====== Data for the task

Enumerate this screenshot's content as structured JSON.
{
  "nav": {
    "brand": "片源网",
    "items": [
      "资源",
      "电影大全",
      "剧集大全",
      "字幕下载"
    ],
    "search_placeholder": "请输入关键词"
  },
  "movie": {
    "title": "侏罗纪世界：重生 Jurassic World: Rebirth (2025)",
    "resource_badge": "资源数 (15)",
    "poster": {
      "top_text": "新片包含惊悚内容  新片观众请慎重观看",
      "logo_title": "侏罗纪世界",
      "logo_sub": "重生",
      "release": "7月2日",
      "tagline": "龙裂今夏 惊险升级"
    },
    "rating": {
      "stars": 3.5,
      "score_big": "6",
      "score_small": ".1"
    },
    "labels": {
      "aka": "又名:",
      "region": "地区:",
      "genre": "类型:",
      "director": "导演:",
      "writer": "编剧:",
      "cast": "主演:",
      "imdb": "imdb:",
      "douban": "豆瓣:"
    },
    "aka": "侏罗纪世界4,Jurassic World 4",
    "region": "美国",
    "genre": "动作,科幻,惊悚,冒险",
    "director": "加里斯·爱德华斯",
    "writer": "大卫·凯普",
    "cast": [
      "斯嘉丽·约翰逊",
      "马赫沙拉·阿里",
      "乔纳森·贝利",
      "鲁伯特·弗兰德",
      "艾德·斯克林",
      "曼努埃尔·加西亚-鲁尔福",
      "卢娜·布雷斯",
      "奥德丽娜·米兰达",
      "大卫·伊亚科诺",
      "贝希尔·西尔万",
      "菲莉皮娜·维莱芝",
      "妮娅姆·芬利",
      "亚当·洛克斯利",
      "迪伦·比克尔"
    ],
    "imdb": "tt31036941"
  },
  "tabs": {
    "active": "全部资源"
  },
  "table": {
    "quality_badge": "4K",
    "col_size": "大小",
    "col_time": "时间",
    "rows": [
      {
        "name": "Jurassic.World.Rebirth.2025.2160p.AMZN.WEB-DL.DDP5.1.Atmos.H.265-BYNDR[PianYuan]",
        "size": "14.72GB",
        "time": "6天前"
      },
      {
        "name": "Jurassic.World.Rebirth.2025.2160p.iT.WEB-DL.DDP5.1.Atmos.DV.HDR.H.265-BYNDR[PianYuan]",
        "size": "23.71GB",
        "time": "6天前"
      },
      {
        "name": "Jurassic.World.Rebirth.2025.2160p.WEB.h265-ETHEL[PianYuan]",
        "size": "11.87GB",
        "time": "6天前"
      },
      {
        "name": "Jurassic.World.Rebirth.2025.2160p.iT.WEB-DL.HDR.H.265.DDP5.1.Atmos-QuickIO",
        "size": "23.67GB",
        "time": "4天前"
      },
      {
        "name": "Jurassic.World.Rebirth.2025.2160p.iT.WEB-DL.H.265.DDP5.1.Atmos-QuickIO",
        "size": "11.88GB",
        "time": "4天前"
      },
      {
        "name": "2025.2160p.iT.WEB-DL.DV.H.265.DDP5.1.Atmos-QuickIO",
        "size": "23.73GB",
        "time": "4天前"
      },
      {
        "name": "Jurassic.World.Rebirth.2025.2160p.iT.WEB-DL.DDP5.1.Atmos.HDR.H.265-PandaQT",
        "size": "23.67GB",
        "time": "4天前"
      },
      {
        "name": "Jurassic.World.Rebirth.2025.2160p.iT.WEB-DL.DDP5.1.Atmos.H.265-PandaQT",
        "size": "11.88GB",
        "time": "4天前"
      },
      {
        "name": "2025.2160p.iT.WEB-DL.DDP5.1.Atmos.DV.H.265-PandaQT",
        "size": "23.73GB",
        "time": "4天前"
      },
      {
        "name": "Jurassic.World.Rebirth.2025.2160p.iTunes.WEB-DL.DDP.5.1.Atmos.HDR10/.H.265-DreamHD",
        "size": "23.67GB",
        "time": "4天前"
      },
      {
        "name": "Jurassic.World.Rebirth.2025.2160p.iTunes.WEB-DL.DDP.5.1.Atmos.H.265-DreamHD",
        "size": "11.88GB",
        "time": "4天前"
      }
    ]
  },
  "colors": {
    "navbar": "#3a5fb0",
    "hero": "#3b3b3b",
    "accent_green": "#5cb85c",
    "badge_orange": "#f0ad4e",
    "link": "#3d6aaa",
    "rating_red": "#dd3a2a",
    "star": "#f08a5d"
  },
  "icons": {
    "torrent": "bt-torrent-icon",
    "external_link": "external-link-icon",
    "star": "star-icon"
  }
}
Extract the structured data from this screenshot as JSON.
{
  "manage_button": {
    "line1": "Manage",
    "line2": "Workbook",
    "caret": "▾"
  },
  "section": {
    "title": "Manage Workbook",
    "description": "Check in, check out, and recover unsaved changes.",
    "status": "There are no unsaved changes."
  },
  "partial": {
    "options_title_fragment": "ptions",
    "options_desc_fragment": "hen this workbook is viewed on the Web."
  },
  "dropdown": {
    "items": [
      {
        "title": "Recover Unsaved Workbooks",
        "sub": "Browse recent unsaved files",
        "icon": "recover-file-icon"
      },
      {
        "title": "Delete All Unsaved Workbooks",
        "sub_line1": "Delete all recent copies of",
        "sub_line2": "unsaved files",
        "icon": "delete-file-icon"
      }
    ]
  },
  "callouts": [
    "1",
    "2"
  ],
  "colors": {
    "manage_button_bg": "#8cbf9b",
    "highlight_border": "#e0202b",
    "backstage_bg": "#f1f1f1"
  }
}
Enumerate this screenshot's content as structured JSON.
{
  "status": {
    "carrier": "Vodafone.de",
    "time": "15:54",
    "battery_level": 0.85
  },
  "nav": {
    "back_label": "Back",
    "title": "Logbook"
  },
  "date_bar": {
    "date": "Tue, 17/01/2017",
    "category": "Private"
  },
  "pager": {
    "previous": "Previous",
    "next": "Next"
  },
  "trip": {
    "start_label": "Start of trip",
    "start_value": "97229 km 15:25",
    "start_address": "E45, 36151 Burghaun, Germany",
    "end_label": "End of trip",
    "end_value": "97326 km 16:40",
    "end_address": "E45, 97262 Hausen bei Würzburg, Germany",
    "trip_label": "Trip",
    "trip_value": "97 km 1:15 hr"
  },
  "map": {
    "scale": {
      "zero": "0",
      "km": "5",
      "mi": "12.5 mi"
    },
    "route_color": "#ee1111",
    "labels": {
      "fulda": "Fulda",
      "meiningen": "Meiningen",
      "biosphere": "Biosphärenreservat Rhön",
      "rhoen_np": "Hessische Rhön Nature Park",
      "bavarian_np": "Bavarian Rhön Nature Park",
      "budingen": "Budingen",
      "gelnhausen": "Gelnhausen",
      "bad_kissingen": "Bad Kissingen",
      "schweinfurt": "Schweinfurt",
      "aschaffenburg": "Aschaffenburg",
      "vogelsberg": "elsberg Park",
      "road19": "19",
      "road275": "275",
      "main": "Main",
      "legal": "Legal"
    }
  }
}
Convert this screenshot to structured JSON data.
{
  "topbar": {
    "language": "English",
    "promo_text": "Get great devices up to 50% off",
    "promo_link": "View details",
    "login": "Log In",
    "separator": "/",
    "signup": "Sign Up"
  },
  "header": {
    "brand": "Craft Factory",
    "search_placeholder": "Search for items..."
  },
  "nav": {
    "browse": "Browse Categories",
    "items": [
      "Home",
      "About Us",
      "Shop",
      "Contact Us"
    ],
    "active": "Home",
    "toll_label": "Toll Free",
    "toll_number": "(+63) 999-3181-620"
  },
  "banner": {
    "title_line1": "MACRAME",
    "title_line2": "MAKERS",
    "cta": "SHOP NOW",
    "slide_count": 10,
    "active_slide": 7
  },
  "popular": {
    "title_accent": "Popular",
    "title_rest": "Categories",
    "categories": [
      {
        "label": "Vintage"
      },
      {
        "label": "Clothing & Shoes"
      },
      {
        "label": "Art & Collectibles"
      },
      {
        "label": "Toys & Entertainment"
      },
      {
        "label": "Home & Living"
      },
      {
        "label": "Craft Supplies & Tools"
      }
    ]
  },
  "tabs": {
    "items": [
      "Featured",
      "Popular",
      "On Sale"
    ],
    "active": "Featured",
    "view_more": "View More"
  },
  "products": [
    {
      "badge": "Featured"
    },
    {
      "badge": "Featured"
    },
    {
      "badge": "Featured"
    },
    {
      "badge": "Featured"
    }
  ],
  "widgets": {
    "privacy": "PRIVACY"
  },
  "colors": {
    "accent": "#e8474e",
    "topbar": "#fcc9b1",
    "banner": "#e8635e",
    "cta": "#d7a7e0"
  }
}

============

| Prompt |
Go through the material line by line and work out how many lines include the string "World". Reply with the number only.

| Written solution |
11